Commentary on the Gospel of
Tzedakah, which originally meant righteousness, later came to mean charity. In the Middle Ages, Maimonides gave an eight-fold hierarchy of Tsedakah, wherein the highest form—the most worthy form—was to give to the needy in order to enable him or her to live a life of dignified independence, without any expectation of receiving any favors back.
Jesus was anticipating this elaboration of such generosity. Give without expecting to get. By doing so, he wants us to become perfect as the Heavenly Father is perfect (Matt 5:48) as He gives without counting the cost.
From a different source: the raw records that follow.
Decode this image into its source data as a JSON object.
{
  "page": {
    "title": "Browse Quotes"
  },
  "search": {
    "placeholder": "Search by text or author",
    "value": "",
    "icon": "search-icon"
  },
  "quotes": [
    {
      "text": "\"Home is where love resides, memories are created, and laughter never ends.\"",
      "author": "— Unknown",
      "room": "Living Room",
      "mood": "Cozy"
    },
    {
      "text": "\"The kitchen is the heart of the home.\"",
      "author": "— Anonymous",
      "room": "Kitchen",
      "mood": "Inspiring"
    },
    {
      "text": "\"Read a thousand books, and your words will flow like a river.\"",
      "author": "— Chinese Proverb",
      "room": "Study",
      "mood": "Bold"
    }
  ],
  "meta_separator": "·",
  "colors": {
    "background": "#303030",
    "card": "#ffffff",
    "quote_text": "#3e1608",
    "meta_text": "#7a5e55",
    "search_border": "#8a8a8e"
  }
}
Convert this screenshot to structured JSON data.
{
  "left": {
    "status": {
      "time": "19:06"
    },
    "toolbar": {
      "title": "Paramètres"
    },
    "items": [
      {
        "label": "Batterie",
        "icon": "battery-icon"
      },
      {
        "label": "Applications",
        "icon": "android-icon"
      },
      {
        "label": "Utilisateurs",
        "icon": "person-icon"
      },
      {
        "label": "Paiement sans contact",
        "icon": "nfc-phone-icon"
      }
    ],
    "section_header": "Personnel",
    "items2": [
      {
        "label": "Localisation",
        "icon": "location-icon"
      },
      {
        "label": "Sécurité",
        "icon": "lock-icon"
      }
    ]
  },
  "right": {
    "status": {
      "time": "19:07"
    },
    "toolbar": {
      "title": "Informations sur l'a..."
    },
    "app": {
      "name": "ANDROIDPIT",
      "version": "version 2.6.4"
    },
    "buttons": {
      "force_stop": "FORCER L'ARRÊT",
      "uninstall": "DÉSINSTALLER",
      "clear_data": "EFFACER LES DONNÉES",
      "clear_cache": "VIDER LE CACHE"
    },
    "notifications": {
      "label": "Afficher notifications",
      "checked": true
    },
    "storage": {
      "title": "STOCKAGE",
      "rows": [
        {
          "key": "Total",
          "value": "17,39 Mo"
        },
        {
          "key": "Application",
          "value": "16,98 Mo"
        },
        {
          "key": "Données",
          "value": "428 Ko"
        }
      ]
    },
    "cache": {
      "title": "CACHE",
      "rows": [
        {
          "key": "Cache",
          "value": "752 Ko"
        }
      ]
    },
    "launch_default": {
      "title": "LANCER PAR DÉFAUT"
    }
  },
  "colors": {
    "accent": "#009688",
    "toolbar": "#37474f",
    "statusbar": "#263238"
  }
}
We may not be able to grasp the depths of God, but by doing so, we will get a little taste of God’s manner of loving, which itself is the greatest reward we can hope for.
Paulson Veliyannoor, CMF